Possession of a Weapon by a Felon
One of the freedoms that were guaranteed with the adoption of the first 10 amendments to the United States Constitution contained in the Bill of Rights was the right of the people to keep and bear arms. However, a person who has been convicted of a felony offense can be legally prohibited from possessing or owning a firearm or weapon.
In the state of Texas, convicted felons are not always subject to lifetime bans from possessing firearms. However, they are subject to some extremely harsh penalties if they possess a weapon before their civil rights have been restored.
Austin Possession of a Weapon by a Felon Lawyer
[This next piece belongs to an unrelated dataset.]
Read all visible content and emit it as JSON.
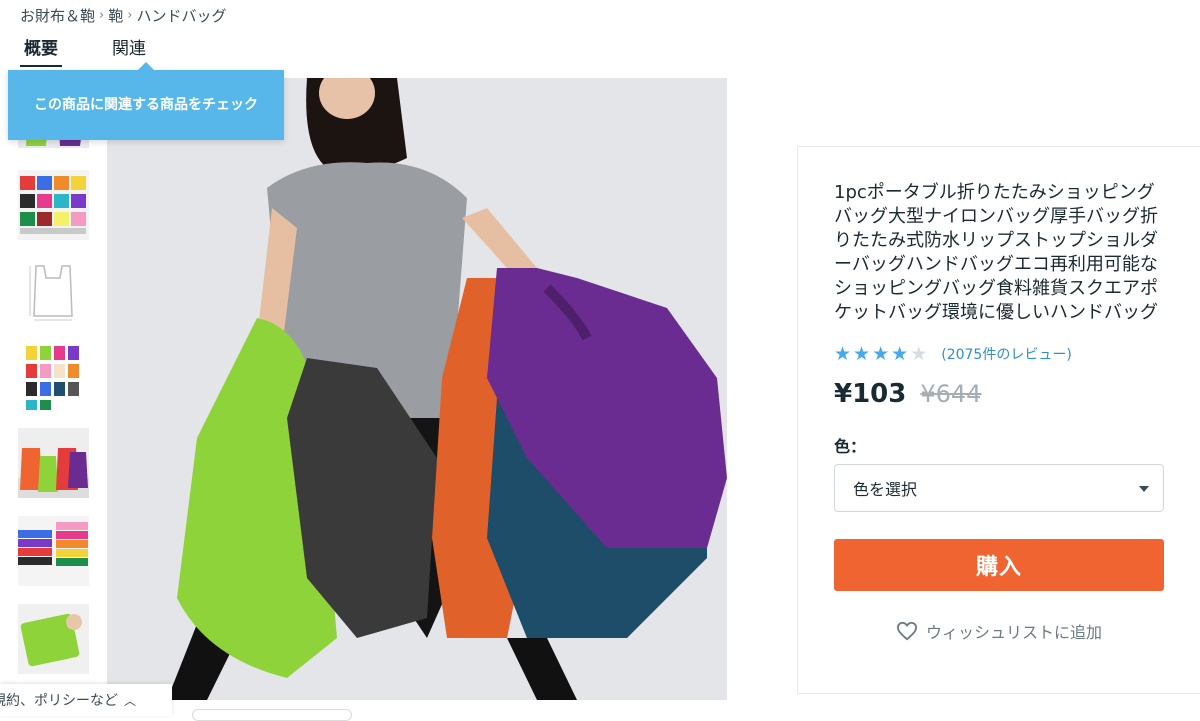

Were you previously convicted of a felony offense and are now facing charges relating to the possession of a weapon in Texas? The Law Office of Kevin Bennett fights to defend clients accused of firearm crimes all over Austin and surrounding areas like Pflugerville, Lago Vista, Lakeway, West Lake Hills, Bee Cave, and Sunset Valley.
Kevin Bennett received the prestigious Clients’ Choice Award in 2013 from the legal service's website Avvo in recognition of his outstanding client satisfaction rating. He can review your case and discuss all of your legal options when you call (512) 476-4626 to schedule a free, confidential consultation.
Travis County Possession of a Weapon by a Felon Overview
- When can a person be charged with this offense?
- What are the possible consequences if convicted?
- Can the Second Amendment be used as a defense against these charges?
Unlawful possession of a firearm is defined in Texas Penal Code § 46.04(a)(1) as an alleged offender who has been convicted of a felony possessing a firearm after conviction and before the fifth anniversary of his or her release from confinement following either conviction of the felony or his or her release from supervision under community supervision, parole, or mandatory supervision—whichever date is later. This crime is classified as a third-degree felony.
After five years of passed, a person who has been convicted of a felony can possess a weapon only on the premises at which he or she lives but may submit an application to Texas Board of Pardons and Paroles seeking restoration of firearm rights. A convicted felon can also have his or her civil rights restored through a pardon issued by the governor of Texas, although this extremely rare.
While unlawful possession of a firearm by a convicted felon is classified as a third-degree felony, it is important to understand that Texas Penal Code § 12.42 imposes aggravated consequences for individuals deemed habitual felony offenders. Under this statute, if the alleged offender has been previously convicted of a felony other than a state jail felony, he or she can be punished for a second-degree felony if convicted for unlawful possession of a firearm.
The respective possible punishments for these classifications of offenses are as follows:
- Third-Degree Felony — Maximum sentence of 10 years in prison and maximum fine of $10,000
- Second-Degree Felony — Maximum sentence of 20 years in prison and maximum fine of $10,000
The Second Amendment may state that a person’s right to keep and bear arms shall not be infringed, but the United States Supreme Court has ruled that this right is not unlimited and does not prevent federal, state, or local laws from prohibiting convicted felons from possessing firearms or weapons. If you have been previously convicted of a felony offense, there is very little chance that invoking the amendment will prove to be much of a beneficial defense against criminal charges—especially in cases involving weapon or firearm possession during a time in which you were prohibited from doing so.
This is not to say that a person who has been charged with being a convicted felon in possession of a firearm or weapon does not have other legal defenses. In fact, he or she could have multiple valid defenses that could possible include, but are not limited to, any of the following:
- Alleged offender did not knowingly possess weapon or firearm
- Alleged offender only possessed firearm or weapon in moment of necessary self-defense or while taking it from individual committing a crime
- Weapon or firearm was discovered through an illegal search and seizure
- Insufficient evidence that alleged offender actually possessed firearm or weapon
- Texas Board of Pardons and Paroles restored alleged offender’s firearm rights
Find A Possession of a Weapon by a Felon Lawyer in Austin
If you have been arrested for being a felon in possession of a firearm or weapon in Texas, you will want to seek the help of an experienced criminal defense attorney as soon as possible. Kevin Bennett fights to protect the rights of every person he represents, and he will strive to achieve the most favorable outcome to your particular case.
The Law Office of Kevin Bennett helps clients throughout the greater Austin area, including such areas as Oak Hill, West Austin, and Manchaca. Call (512) 476-4626 right now to set up a free consultation that will let our firm review your case and begin developing a formidable legal defense.